The article provides a detailed analysis of the current methods used for unlocking PIN-protected smartphones and highlights their limitations. The authors argue that traditional numeric keypads are vulnerable to shoulder surfing attacks, where an attacker can observe the user entering their PIN. They propose using a scramble keypad as an alternative method that can mitigate this vulnerability.

While the article presents a compelling argument for using a scramble keypad, it is important to note some potential biases. Firstly, all authors are affiliated with the same institution, which may limit their perspective on the topic. Additionally, there is no mention of any external funding or conflicts of interest that may have influenced their research.

Furthermore, while the article provides evidence to support their claims about the vulnerabilities of traditional numeric keypads, they do not provide any evidence to support their claims about the effectiveness of scramble keypads in mitigating these vulnerabilities. It would be helpful if they could provide some empirical data or user studies to support their claims.

Another point worth considering is whether users would find it more difficult to remember a scrambled pattern compared to a numeric PIN. While this issue is briefly mentioned in the article, it would be interesting to see how users perceive this trade-off between security and usability.

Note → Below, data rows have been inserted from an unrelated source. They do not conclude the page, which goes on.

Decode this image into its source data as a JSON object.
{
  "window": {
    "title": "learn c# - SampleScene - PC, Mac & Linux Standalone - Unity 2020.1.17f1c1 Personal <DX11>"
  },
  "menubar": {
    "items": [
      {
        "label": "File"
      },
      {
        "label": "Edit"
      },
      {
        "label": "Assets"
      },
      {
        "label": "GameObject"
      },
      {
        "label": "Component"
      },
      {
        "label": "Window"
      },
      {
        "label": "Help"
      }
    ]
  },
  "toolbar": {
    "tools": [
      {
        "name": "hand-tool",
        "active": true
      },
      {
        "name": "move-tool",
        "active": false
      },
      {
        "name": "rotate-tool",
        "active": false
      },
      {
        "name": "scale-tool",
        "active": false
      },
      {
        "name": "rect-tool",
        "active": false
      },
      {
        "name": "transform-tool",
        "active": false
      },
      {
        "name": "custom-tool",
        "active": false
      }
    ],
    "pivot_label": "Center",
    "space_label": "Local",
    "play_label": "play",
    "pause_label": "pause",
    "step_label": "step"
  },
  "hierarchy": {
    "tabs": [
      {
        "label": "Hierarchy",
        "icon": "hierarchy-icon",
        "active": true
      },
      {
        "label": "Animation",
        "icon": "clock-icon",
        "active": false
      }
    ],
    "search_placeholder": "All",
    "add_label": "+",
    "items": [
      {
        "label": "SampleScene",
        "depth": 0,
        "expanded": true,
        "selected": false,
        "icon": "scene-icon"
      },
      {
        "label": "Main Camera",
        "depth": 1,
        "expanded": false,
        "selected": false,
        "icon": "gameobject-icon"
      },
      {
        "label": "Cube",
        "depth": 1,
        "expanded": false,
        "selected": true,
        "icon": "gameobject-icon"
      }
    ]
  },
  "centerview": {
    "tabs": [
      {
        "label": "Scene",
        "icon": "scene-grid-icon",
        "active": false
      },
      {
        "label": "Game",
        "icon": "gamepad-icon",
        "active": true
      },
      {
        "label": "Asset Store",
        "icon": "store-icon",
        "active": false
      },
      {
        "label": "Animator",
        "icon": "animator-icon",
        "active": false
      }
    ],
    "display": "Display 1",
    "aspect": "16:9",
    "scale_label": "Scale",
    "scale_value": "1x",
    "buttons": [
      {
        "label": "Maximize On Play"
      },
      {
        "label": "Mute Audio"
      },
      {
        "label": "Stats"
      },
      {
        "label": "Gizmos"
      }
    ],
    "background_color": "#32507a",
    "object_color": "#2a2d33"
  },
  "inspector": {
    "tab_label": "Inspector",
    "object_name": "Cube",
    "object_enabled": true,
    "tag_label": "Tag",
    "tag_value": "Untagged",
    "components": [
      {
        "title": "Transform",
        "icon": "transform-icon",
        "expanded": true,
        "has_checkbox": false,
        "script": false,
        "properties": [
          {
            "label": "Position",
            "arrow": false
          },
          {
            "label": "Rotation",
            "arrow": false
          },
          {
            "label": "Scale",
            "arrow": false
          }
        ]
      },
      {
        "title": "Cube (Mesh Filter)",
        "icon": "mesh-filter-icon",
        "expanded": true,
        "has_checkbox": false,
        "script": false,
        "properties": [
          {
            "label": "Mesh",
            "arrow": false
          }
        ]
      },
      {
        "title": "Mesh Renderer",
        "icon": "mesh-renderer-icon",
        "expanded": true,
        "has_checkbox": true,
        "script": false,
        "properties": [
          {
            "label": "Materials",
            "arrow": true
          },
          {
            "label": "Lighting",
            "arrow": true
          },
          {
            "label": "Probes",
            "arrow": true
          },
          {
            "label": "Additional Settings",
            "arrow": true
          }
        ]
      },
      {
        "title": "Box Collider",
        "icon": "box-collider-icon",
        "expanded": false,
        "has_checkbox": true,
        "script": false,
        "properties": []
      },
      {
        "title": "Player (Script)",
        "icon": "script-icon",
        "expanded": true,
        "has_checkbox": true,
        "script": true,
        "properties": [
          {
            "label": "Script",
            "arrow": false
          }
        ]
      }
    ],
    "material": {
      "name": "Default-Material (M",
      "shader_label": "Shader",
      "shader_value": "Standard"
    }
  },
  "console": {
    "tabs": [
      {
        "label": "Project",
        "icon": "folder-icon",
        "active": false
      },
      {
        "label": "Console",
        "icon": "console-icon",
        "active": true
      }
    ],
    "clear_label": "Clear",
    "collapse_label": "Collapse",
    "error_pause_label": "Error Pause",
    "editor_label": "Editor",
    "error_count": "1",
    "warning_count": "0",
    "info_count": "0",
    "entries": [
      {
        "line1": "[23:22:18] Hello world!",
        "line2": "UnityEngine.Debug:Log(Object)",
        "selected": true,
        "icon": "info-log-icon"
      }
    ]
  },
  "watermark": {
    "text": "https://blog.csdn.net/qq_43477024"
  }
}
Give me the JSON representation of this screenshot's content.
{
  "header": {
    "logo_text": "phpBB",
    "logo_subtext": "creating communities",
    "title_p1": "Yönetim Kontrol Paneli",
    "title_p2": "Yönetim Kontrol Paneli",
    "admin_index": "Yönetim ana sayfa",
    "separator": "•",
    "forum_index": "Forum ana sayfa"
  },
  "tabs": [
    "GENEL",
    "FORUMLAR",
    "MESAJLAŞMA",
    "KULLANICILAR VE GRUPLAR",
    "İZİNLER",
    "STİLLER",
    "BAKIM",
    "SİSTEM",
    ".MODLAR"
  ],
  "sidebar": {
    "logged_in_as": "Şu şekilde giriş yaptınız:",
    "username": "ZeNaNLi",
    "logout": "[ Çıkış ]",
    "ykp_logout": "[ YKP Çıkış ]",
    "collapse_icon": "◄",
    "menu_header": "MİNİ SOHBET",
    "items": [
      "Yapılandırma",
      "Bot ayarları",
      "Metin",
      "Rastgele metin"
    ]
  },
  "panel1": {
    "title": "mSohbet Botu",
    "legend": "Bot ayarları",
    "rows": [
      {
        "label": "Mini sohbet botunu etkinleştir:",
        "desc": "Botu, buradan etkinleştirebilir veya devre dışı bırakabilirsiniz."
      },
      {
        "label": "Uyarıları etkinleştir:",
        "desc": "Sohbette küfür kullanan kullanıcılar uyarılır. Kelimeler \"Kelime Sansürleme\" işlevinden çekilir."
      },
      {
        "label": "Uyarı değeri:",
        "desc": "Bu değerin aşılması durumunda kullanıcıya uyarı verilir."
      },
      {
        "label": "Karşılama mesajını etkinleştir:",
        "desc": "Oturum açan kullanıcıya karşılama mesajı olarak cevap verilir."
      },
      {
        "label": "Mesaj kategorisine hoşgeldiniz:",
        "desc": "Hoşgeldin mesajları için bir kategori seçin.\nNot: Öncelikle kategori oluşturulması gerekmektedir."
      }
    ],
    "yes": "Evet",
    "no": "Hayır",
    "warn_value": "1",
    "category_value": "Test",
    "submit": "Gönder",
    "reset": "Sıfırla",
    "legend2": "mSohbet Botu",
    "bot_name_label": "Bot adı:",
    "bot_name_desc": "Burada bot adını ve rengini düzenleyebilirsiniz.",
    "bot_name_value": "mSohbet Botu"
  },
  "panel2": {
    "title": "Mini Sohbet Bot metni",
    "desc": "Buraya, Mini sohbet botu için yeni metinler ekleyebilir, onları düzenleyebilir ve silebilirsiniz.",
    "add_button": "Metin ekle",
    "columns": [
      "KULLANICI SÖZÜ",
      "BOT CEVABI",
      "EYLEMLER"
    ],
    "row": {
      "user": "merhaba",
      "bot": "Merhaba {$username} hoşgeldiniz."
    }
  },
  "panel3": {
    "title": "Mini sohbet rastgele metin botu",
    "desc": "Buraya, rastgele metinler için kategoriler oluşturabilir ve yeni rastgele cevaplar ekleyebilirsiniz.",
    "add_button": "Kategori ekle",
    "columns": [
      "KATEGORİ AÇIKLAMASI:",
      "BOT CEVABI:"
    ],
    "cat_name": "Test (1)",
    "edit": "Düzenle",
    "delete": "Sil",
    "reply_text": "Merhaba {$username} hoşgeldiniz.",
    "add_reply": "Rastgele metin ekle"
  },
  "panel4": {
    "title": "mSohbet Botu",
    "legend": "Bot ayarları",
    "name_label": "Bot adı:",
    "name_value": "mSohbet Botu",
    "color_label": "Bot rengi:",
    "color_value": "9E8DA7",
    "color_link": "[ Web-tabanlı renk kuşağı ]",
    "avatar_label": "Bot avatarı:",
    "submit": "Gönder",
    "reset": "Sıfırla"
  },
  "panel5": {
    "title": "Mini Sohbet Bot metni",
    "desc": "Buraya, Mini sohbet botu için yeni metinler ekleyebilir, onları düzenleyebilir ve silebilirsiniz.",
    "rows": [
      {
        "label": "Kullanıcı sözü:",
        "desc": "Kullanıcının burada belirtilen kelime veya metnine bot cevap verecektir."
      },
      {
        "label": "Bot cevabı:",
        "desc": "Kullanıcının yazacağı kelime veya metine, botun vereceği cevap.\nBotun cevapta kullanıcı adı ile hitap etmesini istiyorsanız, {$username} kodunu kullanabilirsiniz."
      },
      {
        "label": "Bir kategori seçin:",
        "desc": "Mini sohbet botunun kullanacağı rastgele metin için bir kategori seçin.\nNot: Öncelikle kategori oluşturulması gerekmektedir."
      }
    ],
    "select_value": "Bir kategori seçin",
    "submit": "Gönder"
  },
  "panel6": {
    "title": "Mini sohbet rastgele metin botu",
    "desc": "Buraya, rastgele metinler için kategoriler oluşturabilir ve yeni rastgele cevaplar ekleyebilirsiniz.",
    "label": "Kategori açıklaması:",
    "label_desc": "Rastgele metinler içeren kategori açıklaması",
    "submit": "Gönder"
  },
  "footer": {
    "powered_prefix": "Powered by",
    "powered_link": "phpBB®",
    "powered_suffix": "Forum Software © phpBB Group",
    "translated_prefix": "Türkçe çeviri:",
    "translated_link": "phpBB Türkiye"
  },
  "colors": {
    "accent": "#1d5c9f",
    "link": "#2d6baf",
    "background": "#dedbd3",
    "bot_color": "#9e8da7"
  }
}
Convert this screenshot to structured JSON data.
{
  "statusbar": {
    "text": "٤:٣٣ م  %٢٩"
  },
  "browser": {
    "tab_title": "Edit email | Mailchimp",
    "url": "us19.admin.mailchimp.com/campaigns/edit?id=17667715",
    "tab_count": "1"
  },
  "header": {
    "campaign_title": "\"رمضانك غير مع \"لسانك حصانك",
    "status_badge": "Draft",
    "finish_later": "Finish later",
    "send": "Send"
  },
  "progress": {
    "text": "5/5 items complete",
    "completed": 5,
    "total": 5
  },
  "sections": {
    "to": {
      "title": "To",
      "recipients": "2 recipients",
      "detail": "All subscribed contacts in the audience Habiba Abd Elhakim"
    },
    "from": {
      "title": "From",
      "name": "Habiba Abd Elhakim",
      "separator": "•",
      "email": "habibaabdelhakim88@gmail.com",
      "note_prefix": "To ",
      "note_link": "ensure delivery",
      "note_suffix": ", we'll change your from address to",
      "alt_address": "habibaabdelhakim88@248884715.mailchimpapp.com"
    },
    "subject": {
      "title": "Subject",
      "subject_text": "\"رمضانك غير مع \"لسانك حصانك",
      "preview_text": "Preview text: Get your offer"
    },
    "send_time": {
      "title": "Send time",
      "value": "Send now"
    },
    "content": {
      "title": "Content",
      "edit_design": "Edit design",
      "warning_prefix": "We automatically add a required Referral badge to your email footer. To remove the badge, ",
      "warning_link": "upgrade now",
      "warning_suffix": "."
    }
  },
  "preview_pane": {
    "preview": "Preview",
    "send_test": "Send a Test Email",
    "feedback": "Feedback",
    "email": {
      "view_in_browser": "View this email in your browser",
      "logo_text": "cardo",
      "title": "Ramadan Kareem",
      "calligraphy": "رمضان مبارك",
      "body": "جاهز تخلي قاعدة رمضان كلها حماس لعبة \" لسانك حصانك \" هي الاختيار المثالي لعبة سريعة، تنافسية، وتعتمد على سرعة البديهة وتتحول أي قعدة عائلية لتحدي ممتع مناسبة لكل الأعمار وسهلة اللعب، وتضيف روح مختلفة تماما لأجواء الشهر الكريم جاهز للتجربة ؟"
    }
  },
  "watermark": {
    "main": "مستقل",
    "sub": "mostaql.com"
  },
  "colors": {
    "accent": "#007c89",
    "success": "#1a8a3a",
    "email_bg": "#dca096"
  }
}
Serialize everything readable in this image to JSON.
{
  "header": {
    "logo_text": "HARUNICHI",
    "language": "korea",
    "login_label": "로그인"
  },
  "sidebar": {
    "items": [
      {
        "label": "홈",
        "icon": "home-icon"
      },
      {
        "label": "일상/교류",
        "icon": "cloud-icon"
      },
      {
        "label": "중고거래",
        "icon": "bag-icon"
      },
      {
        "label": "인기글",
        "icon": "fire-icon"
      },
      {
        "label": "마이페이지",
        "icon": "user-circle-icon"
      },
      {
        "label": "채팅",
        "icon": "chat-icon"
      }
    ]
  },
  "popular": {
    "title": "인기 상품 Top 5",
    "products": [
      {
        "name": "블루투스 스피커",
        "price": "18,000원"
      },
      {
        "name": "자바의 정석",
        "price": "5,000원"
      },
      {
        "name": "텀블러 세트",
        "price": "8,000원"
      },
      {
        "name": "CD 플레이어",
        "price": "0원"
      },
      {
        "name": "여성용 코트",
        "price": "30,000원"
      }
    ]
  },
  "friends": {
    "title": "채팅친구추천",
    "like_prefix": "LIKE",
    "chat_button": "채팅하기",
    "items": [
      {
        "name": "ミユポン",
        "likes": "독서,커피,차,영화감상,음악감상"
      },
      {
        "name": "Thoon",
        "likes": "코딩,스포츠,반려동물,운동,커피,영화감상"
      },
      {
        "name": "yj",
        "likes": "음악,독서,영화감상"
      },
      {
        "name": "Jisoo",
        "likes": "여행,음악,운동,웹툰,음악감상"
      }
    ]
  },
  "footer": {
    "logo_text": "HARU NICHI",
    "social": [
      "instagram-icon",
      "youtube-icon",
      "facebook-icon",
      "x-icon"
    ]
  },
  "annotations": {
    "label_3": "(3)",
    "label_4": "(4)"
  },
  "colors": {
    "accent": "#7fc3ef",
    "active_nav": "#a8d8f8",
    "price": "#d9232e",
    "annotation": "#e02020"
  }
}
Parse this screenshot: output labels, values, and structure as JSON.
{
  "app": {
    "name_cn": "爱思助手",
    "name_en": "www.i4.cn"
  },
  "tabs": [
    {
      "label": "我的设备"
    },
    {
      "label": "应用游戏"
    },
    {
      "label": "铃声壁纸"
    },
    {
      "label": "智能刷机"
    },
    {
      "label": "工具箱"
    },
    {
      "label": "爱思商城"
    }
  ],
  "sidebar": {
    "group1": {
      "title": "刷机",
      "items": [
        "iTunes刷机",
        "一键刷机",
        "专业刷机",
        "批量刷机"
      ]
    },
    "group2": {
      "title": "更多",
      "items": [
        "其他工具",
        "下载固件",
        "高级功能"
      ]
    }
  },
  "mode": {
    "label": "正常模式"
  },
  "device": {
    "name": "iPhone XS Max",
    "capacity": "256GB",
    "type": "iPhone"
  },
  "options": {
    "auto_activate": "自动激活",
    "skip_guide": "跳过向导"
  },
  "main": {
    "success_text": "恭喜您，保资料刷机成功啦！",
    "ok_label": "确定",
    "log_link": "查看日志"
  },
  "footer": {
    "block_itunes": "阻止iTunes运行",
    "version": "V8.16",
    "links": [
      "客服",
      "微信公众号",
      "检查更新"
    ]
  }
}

Overall, while the article presents an interesting proposal for improving smartphone security through a scramble keypad, there are some potential biases and missing points of consideration that should be taken into account when evaluating its claims.